-------- DATA FOR THIS EXERCISE --------

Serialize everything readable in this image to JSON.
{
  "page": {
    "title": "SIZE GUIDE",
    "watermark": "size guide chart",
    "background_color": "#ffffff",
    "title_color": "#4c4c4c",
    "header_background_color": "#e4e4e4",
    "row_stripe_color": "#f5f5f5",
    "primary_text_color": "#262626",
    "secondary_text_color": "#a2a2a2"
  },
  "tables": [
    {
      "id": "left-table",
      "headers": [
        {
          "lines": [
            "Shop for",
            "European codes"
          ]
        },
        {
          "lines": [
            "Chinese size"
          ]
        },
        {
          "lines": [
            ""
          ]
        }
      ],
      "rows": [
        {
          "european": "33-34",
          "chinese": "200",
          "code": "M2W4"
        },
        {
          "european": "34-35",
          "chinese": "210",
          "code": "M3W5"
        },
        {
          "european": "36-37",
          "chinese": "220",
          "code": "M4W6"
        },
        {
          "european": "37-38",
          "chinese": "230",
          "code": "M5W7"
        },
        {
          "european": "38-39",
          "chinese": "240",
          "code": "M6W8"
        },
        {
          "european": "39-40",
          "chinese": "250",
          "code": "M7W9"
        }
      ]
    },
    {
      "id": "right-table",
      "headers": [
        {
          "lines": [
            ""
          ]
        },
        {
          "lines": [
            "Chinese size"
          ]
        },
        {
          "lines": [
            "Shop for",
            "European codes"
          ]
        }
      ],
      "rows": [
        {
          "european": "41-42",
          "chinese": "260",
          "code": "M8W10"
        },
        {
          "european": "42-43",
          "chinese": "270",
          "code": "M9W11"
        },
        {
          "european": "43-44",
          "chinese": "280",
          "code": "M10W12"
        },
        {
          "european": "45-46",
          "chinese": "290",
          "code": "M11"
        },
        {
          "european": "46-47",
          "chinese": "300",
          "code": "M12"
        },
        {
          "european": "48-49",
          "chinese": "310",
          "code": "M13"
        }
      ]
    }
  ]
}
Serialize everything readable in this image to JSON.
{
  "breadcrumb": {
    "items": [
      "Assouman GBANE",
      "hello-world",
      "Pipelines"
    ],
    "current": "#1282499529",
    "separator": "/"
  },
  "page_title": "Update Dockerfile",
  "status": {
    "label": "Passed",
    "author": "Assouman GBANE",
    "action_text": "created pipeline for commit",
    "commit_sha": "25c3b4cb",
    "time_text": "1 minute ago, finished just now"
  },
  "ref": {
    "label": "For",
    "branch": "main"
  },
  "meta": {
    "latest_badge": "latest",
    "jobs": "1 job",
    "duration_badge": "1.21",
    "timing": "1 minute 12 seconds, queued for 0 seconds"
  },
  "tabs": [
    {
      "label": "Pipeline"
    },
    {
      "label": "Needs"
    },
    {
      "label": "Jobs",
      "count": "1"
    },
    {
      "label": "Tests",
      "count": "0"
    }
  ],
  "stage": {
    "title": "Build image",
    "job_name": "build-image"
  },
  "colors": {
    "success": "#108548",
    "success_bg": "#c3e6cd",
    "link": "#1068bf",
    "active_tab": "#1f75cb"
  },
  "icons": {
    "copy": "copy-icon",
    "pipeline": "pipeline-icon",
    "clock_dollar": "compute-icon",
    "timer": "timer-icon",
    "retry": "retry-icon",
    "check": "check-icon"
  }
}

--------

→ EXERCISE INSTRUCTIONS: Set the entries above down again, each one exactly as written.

→ ANSWER TO THE PROBLEM:
Serialize everything readable in this image to JSON.
{
  "page": {
    "title": "SIZE GUIDE",
    "watermark": "size guide chart",
    "background_color": "#ffffff",
    "title_color": "#4c4c4c",
    "header_background_color": "#e4e4e4",
    "row_stripe_color": "#f5f5f5",
    "primary_text_color": "#262626",
    "secondary_text_color": "#a2a2a2"
  },
  "tables": [
    {
      "id": "left-table",
      "headers": [
        {
          "lines": [
            "Shop for",
            "European codes"
          ]
        },
        {
          "lines": [
            "Chinese size"
          ]
        },
        {
          "lines": [
            ""
          ]
        }
      ],
      "rows": [
        {
          "european": "33-34",
          "chinese": "200",
          "code": "M2W4"
        },
        {
          "european": "34-35",
          "chinese": "210",
          "code": "M3W5"
        },
        {
          "european": "36-37",
          "chinese": "220",
          "code": "M4W6"
        },
        {
          "european": "37-38",
          "chinese": "230",
          "code": "M5W7"
        },
        {
          "european": "38-39",
          "chinese": "240",
          "code": "M6W8"
        },
        {
          "european": "39-40",
          "chinese": "250",
          "code": "M7W9"
        }
      ]
    },
    {
      "id": "right-table",
      "headers": [
        {
          "lines": [
            ""
          ]
        },
        {
          "lines": [
            "Chinese size"
          ]
        },
        {
          "lines": [
            "Shop for",
            "European codes"
          ]
        }
      ],
      "rows": [
        {
          "european": "41-42",
          "chinese": "260",
          "code": "M8W10"
        },
        {
          "european": "42-43",
          "chinese": "270",
          "code": "M9W11"
        },
        {
          "european": "43-44",
          "chinese": "280",
          "code": "M10W12"
        },
        {
          "european": "45-46",
          "chinese": "290",
          "code": "M11"
        },
        {
          "european": "46-47",
          "chinese": "300",
          "code": "M12"
        },
        {
          "european": "48-49",
          "chinese": "310",
          "code": "M13"
        }
      ]
    }
  ]
}
Serialize everything readable in this image to JSON.
{
  "breadcrumb": {
    "items": [
      "Assouman GBANE",
      "hello-world",
      "Pipelines"
    ],
    "current": "#1282499529",
    "separator": "/"
  },
  "page_title": "Update Dockerfile",
  "status": {
    "label": "Passed",
    "author": "Assouman GBANE",
    "action_text": "created pipeline for commit",
    "commit_sha": "25c3b4cb",
    "time_text": "1 minute ago, finished just now"
  },
  "ref": {
    "label": "For",
    "branch": "main"
  },
  "meta": {
    "latest_badge": "latest",
    "jobs": "1 job",
    "duration_badge": "1.21",
    "timing": "1 minute 12 seconds, queued for 0 seconds"
  },
  "tabs": [
    {
      "label": "Pipeline"
    },
    {
      "label": "Needs"
    },
    {
      "label": "Jobs",
      "count": "1"
    },
    {
      "label": "Tests",
      "count": "0"
    }
  ],
  "stage": {
    "title": "Build image",
    "job_name": "build-image"
  },
  "colors": {
    "success": "#108548",
    "success_bg": "#c3e6cd",
    "link": "#1068bf",
    "active_tab": "#1f75cb"
  },
  "icons": {
    "copy": "copy-icon",
    "pipeline": "pipeline-icon",
    "clock_dollar": "compute-icon",
    "timer": "timer-icon",
    "retry": "retry-icon",
    "check": "check-icon"
  }
}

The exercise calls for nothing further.